(Component data from apps and pages)
[Start of section]
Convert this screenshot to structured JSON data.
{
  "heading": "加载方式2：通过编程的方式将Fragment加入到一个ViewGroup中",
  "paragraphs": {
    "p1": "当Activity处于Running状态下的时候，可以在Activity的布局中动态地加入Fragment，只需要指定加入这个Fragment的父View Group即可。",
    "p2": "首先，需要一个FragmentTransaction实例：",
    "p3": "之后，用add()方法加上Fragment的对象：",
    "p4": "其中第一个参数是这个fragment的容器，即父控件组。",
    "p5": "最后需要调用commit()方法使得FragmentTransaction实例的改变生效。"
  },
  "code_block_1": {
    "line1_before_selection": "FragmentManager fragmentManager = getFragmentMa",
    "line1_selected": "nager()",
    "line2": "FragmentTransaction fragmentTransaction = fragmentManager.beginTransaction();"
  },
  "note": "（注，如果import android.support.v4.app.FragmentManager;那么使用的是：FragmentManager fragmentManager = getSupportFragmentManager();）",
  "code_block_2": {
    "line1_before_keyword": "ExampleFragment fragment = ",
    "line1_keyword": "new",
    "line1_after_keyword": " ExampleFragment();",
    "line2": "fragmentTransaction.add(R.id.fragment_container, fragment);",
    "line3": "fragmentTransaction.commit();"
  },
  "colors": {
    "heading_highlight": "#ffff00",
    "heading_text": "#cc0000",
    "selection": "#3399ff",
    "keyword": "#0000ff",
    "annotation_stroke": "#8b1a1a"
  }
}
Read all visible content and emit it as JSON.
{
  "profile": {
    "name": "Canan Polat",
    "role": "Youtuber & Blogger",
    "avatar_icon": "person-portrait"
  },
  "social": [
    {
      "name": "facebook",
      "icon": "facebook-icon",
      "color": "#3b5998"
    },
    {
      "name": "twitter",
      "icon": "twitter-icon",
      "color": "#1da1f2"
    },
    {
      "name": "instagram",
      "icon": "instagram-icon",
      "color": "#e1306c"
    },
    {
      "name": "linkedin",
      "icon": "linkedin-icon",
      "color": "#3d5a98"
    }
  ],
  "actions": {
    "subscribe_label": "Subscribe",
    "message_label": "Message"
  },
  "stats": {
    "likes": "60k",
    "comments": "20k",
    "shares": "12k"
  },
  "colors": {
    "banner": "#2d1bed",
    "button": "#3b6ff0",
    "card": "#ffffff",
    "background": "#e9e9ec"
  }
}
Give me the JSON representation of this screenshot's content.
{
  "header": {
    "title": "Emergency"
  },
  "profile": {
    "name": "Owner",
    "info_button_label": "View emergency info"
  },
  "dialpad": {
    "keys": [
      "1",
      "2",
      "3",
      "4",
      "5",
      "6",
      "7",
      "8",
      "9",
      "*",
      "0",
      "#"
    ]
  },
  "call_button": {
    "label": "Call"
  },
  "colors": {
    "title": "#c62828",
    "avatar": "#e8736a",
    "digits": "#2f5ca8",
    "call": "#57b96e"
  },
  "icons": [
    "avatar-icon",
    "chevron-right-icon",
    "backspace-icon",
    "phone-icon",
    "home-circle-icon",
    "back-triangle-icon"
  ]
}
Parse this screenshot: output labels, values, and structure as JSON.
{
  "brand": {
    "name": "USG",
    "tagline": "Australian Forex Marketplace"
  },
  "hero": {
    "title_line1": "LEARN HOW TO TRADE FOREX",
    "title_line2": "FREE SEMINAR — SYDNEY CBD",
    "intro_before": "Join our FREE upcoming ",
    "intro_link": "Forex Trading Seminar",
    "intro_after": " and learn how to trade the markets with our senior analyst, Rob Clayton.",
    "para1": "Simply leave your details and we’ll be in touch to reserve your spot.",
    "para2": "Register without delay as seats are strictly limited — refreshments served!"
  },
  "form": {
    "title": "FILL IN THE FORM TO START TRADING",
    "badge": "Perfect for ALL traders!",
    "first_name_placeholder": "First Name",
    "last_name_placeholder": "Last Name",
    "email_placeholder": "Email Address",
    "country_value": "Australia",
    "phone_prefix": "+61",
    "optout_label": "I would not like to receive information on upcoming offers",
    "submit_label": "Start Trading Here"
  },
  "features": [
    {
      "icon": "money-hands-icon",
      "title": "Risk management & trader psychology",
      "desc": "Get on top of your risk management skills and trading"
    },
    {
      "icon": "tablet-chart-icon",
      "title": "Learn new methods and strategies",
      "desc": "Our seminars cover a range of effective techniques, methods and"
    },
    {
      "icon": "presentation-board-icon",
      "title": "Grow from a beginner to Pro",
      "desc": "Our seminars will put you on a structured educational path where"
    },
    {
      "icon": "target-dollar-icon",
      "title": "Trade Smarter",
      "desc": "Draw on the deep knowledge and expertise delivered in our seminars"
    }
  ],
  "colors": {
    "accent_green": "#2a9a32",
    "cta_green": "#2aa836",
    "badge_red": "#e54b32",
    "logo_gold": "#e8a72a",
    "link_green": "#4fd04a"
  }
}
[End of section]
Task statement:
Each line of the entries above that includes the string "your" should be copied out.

Solution to this problem:
    "para1": "Simply leave your details and we’ll be in touch to reserve your spot.",
      "desc": "Get on top of your risk management skills and trading"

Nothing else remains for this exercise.